The band will move closer to the floor.
DJ Kay Rich will be a fixture in the student section and an in-game host (Kimberly Marquez) will drive engagement with the crowd.
“There has really been a focus on the energy in the building,” says Stephen Trembley, Fresno State director of new media.
Fresno State also is building Hut’s House, a party zone in the student section.
Hutson since his hire has met with sororities and fraternities, with the associated students and other on-campus student groups.
“We’re out, man,” Hutson says. “Me and my staff have been out since we’ve been here. We’ve been everywhere. We’re trying to get some excitement going and let them know that we can’t do it without them.”
The Bulldogs, who were picked to finish fifth in the Mountain West Conference in a preseason media poll, also will play a more up-tempo game than in the past under Terry, pushing the ball up the floor in transition.
The backcourt is a strength, with one of the best players in the Mountain West in guard Deshon Taylor and transfers Braxton Huggins (New Mexico State) and Noah Blackwell (Long Beach State).
Taylor was a first-team all-conference selection last season, ranking fifth in the conference in scoring with 17.8 points per game along with 3.2 rebounds, 2.6 assists and 1.5 steals.
“We’ve got guys that can shoot,” Hutson says. “We want to get out in transition and run, attack. The key is to get them to take good ones and not turn it over.”
The Bulldogs coach is hoping that style will result in better attendance at games and a better atmosphere in the building. Fresno State, despite winning 20-plus games last season for a third year in a row, averaged just 6,033 attendance at Save Mart Center. It ranked seventh in the Mountain West by average attendance and by percentage of seats filled.
“It has to become a home-court advantage,” Hutson says. “Our conference has home-court advantages. We have a conference full of home-court advantages in areas that are remote areas that (has) everybody revolved around the university.
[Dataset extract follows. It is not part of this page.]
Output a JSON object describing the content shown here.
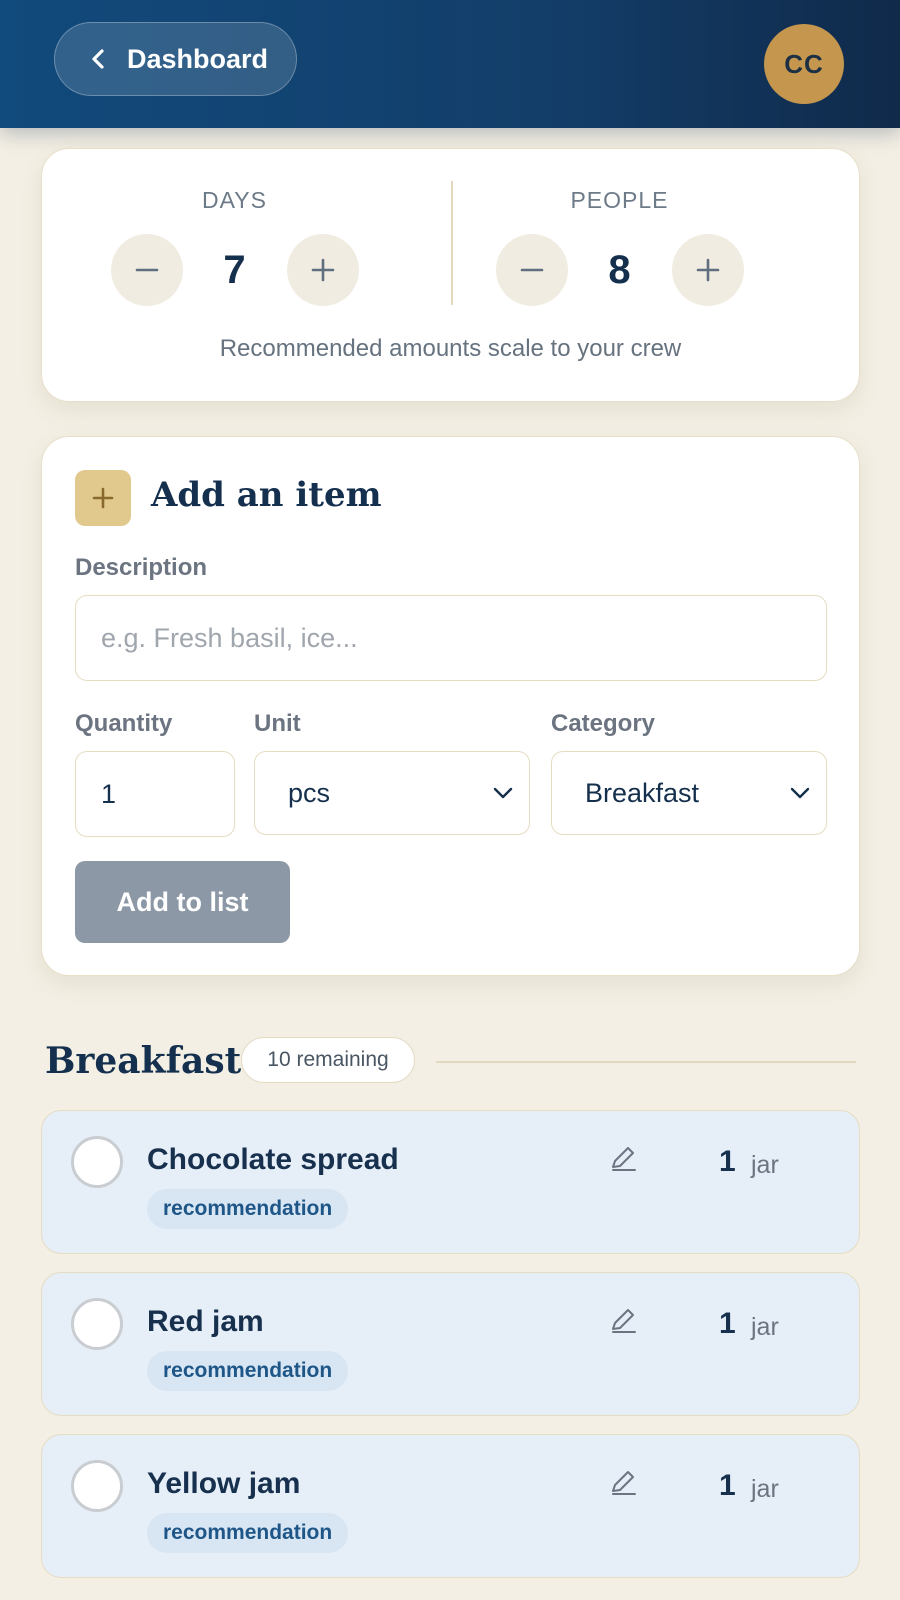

“We have a great college town here. Everybody loves the Bulldogs. The Red Wave is there. We want to get them out and be loud and proud.”
Red Wave rides again?
There is another story, more pressing now.
As a senior at Bakersfield High, Jennings was recruited by Fresno State and coach Boyd Grant, this back in the early 1980s, when the Bulldogs piled up the wins and played in front of full houses at Selland Arena downtown.
“One time, he came in and Ron Adams was there at the time,” Jennings says. “They were going somewhere in L.A. to play and they said they were going to bring the Red Wave through, the buses, so I could see the kind of support they got.
“He didn’t do it, and I think my neighbors at the time are glad he didn’t. I remember those Boyd Grant days with the Red Wave. Justin, he’s looking to rekindle that.”